As the clock was ticking, worries for my family were also growing. There was only Aircel with a patchy network to rely on. Luckily, I got through to my sister. She told me that they were on the second floor of our house and that the water levels were constantly rising. I spoke to my father and tried to console him. He asked me why didn't I warn him about the intensity of the floods during the the day. The call dropped and my heart sank.

Our technical capacities were hampered. Our satellite van was running out of fuel. In the evening, I met 27-year-old Hilal who was getting married the next day. Hilal's devastated family lost everything to the floods. He had to postpone the wedding. The situation was absolutely chaotic, but through our reporting, we tried to act as a bridge between people. We decided to move to the Kashmir University, which had turned into an impromptu relief camp.

Zafar Iqbal's house was also destroyed in the floods.

Next day, I was interviewing Tariq, my cameraman, who like me had no clue about his family - whether they were alive. Tariq broke down in the middle of the interview.
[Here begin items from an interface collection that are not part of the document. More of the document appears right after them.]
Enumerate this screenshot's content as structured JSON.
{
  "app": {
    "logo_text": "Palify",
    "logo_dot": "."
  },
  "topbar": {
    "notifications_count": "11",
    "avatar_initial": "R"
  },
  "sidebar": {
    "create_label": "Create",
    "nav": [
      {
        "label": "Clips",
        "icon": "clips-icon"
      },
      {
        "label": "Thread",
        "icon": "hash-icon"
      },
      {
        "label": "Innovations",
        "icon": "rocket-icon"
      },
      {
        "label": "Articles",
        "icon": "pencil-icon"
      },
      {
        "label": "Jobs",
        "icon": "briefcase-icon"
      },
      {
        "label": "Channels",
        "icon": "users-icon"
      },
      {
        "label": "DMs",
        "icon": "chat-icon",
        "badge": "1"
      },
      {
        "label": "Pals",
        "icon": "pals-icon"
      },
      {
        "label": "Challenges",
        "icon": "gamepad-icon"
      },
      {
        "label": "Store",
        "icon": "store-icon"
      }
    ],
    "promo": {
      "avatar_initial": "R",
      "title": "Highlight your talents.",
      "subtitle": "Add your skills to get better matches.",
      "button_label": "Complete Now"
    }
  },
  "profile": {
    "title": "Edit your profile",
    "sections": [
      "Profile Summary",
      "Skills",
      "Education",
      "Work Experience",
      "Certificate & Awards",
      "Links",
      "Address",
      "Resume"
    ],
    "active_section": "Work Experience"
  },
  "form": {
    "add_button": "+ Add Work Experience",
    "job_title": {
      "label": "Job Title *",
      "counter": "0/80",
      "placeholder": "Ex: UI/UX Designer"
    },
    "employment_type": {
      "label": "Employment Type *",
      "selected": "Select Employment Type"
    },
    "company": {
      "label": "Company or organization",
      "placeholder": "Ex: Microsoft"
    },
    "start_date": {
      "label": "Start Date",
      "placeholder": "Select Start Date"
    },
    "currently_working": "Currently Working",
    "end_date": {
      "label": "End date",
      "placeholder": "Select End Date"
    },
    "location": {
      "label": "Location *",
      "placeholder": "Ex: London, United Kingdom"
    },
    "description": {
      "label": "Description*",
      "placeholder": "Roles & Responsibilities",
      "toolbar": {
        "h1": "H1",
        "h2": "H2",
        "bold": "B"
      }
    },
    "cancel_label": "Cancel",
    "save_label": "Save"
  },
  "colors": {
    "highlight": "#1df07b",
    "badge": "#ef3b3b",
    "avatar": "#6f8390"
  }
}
Minutes before his house was hit by the floods, he had shifted his family to his brother's house, a relatively safer place. But soon the floods smashed his brother's house as well.

My own house was destroyed by the floods. My parents shifted all their belongings to the first floor after the ground floor got inundated. But soon water gushed onto the first floor as well destroying everything. As the waters kept constantly rising, my family was forced to take refuge under the rooftop. The priority was to get my sister and her one-month-old baby to safety, but there was no way help could reach them. After three days, my sister and her baby were evacuated in a boat.

The response of the people was a unified and collective one. Kashmiris faced the floods heroically and reached out to help each other. The response from ordinary people from rest of the country was also extremely heartening. They tried their best to help those in distress. But the state has been found lacking. What is ironic is that Kashmir floods were not declared as a 'national calamity' and international aid agencies were barred from sending aid directly into Kashmir.

In the end, people have been mostly left to fend for themselves for rebuilding their lives. But history shows Kashmiris are resilient, dignified and strong people. They have overcome and they shall overcome.

(Sheikh Zaffar Iqbal is Jammu and Kashmir Bureau Chief, NDTV)

Disclaimer: The opinions expressed within this article are the personal opinions of the author. The facts and opinions appearing in the article do not reflect the views of NDTV and NDTV does not assume any responsibility or liability for the same.

Listen to the latest songs, only on JioSaavn.com